_TASK GOAL_
Search the records for the word "label" and copy every line in which it occurs.

+++ PROVIDED INFORMATION +++

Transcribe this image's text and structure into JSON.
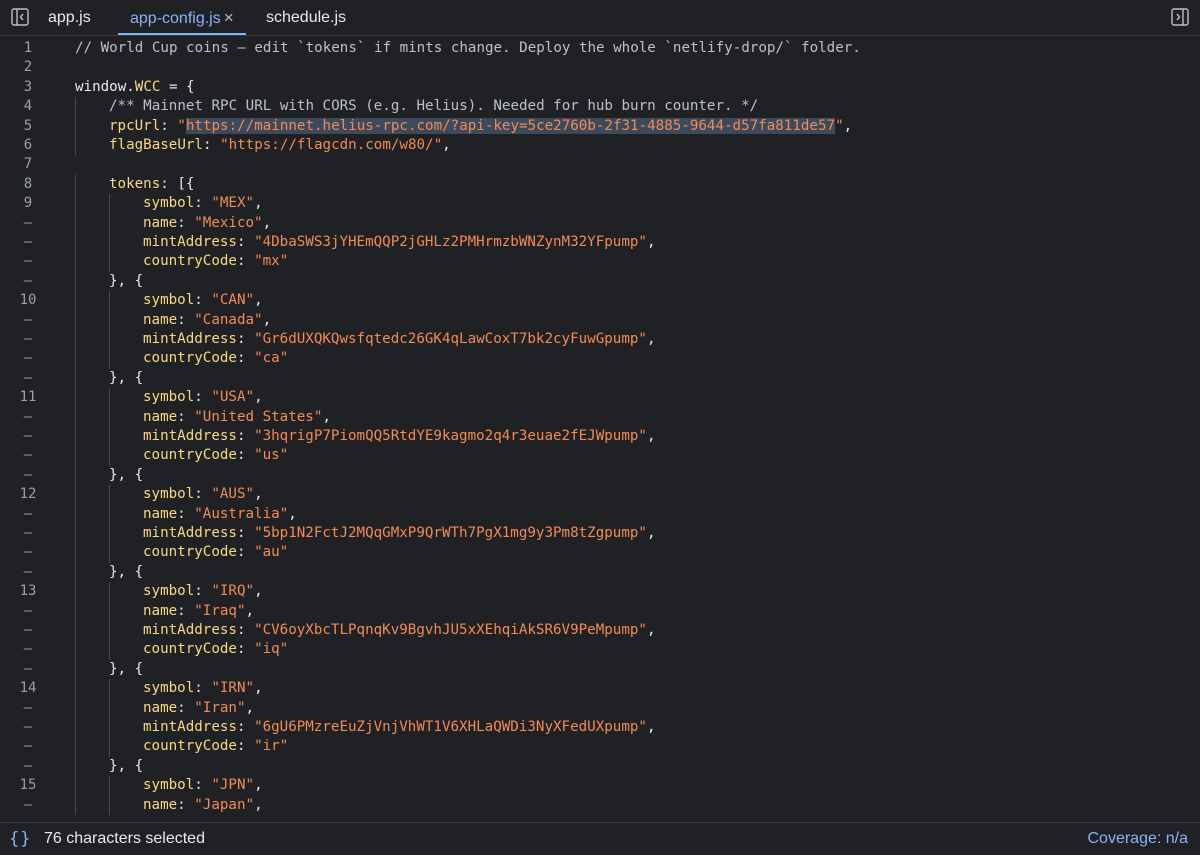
{
  "tabs": [
    {
      "label": "app.js",
      "active": false
    },
    {
      "label": "app-config.js",
      "active": true,
      "close": "×"
    },
    {
      "label": "schedule.js",
      "active": false
    }
  ],
  "icons": {
    "left_toggle": "sidebar-left-toggle-icon",
    "right_toggle": "sidebar-right-toggle-icon",
    "status": "curly-braces-icon"
  },
  "colors": {
    "background": "#202124",
    "accent": "#8ab4f8",
    "string": "#f28b54",
    "property": "#f9d97f"
  },
  "editor": {
    "lines": [
      {
        "g": "1",
        "i": 0,
        "t": [
          [
            "c",
            "// World Cup coins — edit `tokens` if mints change. Deploy the whole `netlify-drop/` folder."
          ]
        ]
      },
      {
        "g": "2",
        "i": 0,
        "t": []
      },
      {
        "g": "3",
        "i": 0,
        "t": [
          [
            "p",
            "window."
          ],
          [
            "v",
            "WCC"
          ],
          [
            "p",
            " = {"
          ]
        ]
      },
      {
        "g": "4",
        "i": 1,
        "t": [
          [
            "c",
            "/** Mainnet RPC URL with CORS (e.g. Helius). Needed for hub burn counter. */"
          ]
        ]
      },
      {
        "g": "5",
        "i": 1,
        "t": [
          [
            "k",
            "rpcUrl"
          ],
          [
            "p",
            ": "
          ],
          [
            "s",
            "\""
          ],
          [
            "ss",
            "https://mainnet.helius-rpc.com/?api-key=5ce2760b-2f31-4885-9644-d57fa811de57"
          ],
          [
            "s",
            "\""
          ],
          [
            "p",
            ","
          ]
        ]
      },
      {
        "g": "6",
        "i": 1,
        "t": [
          [
            "k",
            "flagBaseUrl"
          ],
          [
            "p",
            ": "
          ],
          [
            "s",
            "\"https://flagcdn.com/w80/\""
          ],
          [
            "p",
            ","
          ]
        ]
      },
      {
        "g": "7",
        "i": 0,
        "t": []
      },
      {
        "g": "8",
        "i": 1,
        "t": [
          [
            "k",
            "tokens"
          ],
          [
            "p",
            ": [{"
          ]
        ]
      },
      {
        "g": "9",
        "i": 2,
        "t": [
          [
            "k",
            "symbol"
          ],
          [
            "p",
            ": "
          ],
          [
            "s",
            "\"MEX\""
          ],
          [
            "p",
            ","
          ]
        ]
      },
      {
        "g": "–",
        "i": 2,
        "t": [
          [
            "k",
            "name"
          ],
          [
            "p",
            ": "
          ],
          [
            "s",
            "\"Mexico\""
          ],
          [
            "p",
            ","
          ]
        ]
      },
      {
        "g": "–",
        "i": 2,
        "t": [
          [
            "k",
            "mintAddress"
          ],
          [
            "p",
            ": "
          ],
          [
            "s",
            "\"4DbaSWS3jYHEmQQP2jGHLz2PMHrmzbWNZynM32YFpump\""
          ],
          [
            "p",
            ","
          ]
        ]
      },
      {
        "g": "–",
        "i": 2,
        "t": [
          [
            "k",
            "countryCode"
          ],
          [
            "p",
            ": "
          ],
          [
            "s",
            "\"mx\""
          ]
        ]
      },
      {
        "g": "–",
        "i": 1,
        "t": [
          [
            "p",
            "}, {"
          ]
        ]
      },
      {
        "g": "10",
        "i": 2,
        "t": [
          [
            "k",
            "symbol"
          ],
          [
            "p",
            ": "
          ],
          [
            "s",
            "\"CAN\""
          ],
          [
            "p",
            ","
          ]
        ]
      },
      {
        "g": "–",
        "i": 2,
        "t": [
          [
            "k",
            "name"
          ],
          [
            "p",
            ": "
          ],
          [
            "s",
            "\"Canada\""
          ],
          [
            "p",
            ","
          ]
        ]
      },
      {
        "g": "–",
        "i": 2,
        "t": [
          [
            "k",
            "mintAddress"
          ],
          [
            "p",
            ": "
          ],
          [
            "s",
            "\"Gr6dUXQKQwsfqtedc26GK4qLawCoxT7bk2cyFuwGpump\""
          ],
          [
            "p",
            ","
          ]
        ]
      },
      {
        "g": "–",
        "i": 2,
        "t": [
          [
            "k",
            "countryCode"
          ],
          [
            "p",
            ": "
          ],
          [
            "s",
            "\"ca\""
          ]
        ]
      },
      {
        "g": "–",
        "i": 1,
        "t": [
          [
            "p",
            "}, {"
          ]
        ]
      },
      {
        "g": "11",
        "i": 2,
        "t": [
          [
            "k",
            "symbol"
          ],
          [
            "p",
            ": "
          ],
          [
            "s",
            "\"USA\""
          ],
          [
            "p",
            ","
          ]
        ]
      },
      {
        "g": "–",
        "i": 2,
        "t": [
          [
            "k",
            "name"
          ],
          [
            "p",
            ": "
          ],
          [
            "s",
            "\"United States\""
          ],
          [
            "p",
            ","
          ]
        ]
      },
      {
        "g": "–",
        "i": 2,
        "t": [
          [
            "k",
            "mintAddress"
          ],
          [
            "p",
            ": "
          ],
          [
            "s",
            "\"3hqrigP7PiomQQ5RtdYE9kagmo2q4r3euae2fEJWpump\""
          ],
          [
            "p",
            ","
          ]
        ]
      },
      {
        "g": "–",
        "i": 2,
        "t": [
          [
            "k",
            "countryCode"
          ],
          [
            "p",
            ": "
          ],
          [
            "s",
            "\"us\""
          ]
        ]
      },
      {
        "g": "–",
        "i": 1,
        "t": [
          [
            "p",
            "}, {"
          ]
        ]
      },
      {
        "g": "12",
        "i": 2,
        "t": [
          [
            "k",
            "symbol"
          ],
          [
            "p",
            ": "
          ],
          [
            "s",
            "\"AUS\""
          ],
          [
            "p",
            ","
          ]
        ]
      },
      {
        "g": "–",
        "i": 2,
        "t": [
          [
            "k",
            "name"
          ],
          [
            "p",
            ": "
          ],
          [
            "s",
            "\"Australia\""
          ],
          [
            "p",
            ","
          ]
        ]
      },
      {
        "g": "–",
        "i": 2,
        "t": [
          [
            "k",
            "mintAddress"
          ],
          [
            "p",
            ": "
          ],
          [
            "s",
            "\"5bp1N2FctJ2MQqGMxP9QrWTh7PgX1mg9y3Pm8tZgpump\""
          ],
          [
            "p",
            ","
          ]
        ]
      },
      {
        "g": "–",
        "i": 2,
        "t": [
          [
            "k",
            "countryCode"
          ],
          [
            "p",
            ": "
          ],
          [
            "s",
            "\"au\""
          ]
        ]
      },
      {
        "g": "–",
        "i": 1,
        "t": [
          [
            "p",
            "}, {"
          ]
        ]
      },
      {
        "g": "13",
        "i": 2,
        "t": [
          [
            "k",
            "symbol"
          ],
          [
            "p",
            ": "
          ],
          [
            "s",
            "\"IRQ\""
          ],
          [
            "p",
            ","
          ]
        ]
      },
      {
        "g": "–",
        "i": 2,
        "t": [
          [
            "k",
            "name"
          ],
          [
            "p",
            ": "
          ],
          [
            "s",
            "\"Iraq\""
          ],
          [
            "p",
            ","
          ]
        ]
      },
      {
        "g": "–",
        "i": 2,
        "t": [
          [
            "k",
            "mintAddress"
          ],
          [
            "p",
            ": "
          ],
          [
            "s",
            "\"CV6oyXbcTLPqnqKv9BgvhJU5xXEhqiAkSR6V9PeMpump\""
          ],
          [
            "p",
            ","
          ]
        ]
      },
      {
        "g": "–",
        "i": 2,
        "t": [
          [
            "k",
            "countryCode"
          ],
          [
            "p",
            ": "
          ],
          [
            "s",
            "\"iq\""
          ]
        ]
      },
      {
        "g": "–",
        "i": 1,
        "t": [
          [
            "p",
            "}, {"
          ]
        ]
      },
      {
        "g": "14",
        "i": 2,
        "t": [
          [
            "k",
            "symbol"
          ],
          [
            "p",
            ": "
          ],
          [
            "s",
            "\"IRN\""
          ],
          [
            "p",
            ","
          ]
        ]
      },
      {
        "g": "–",
        "i": 2,
        "t": [
          [
            "k",
            "name"
          ],
          [
            "p",
            ": "
          ],
          [
            "s",
            "\"Iran\""
          ],
          [
            "p",
            ","
          ]
        ]
      },
      {
        "g": "–",
        "i": 2,
        "t": [
          [
            "k",
            "mintAddress"
          ],
          [
            "p",
            ": "
          ],
          [
            "s",
            "\"6gU6PMzreEuZjVnjVhWT1V6XHLaQWDi3NyXFedUXpump\""
          ],
          [
            "p",
            ","
          ]
        ]
      },
      {
        "g": "–",
        "i": 2,
        "t": [
          [
            "k",
            "countryCode"
          ],
          [
            "p",
            ": "
          ],
          [
            "s",
            "\"ir\""
          ]
        ]
      },
      {
        "g": "–",
        "i": 1,
        "t": [
          [
            "p",
            "}, {"
          ]
        ]
      },
      {
        "g": "15",
        "i": 2,
        "t": [
          [
            "k",
            "symbol"
          ],
          [
            "p",
            ": "
          ],
          [
            "s",
            "\"JPN\""
          ],
          [
            "p",
            ","
          ]
        ]
      },
      {
        "g": "–",
        "i": 2,
        "t": [
          [
            "k",
            "name"
          ],
          [
            "p",
            ": "
          ],
          [
            "s",
            "\"Japan\""
          ],
          [
            "p",
            ","
          ]
        ]
      }
    ]
  },
  "status": {
    "selection": "76 characters selected",
    "coverage": "Coverage: n/a",
    "braces": "{}"
  }
}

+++

_RESULT OF THIS EXERCISE_
      "label": "app.js",
      "label": "app-config.js",
      "label": "schedule.js",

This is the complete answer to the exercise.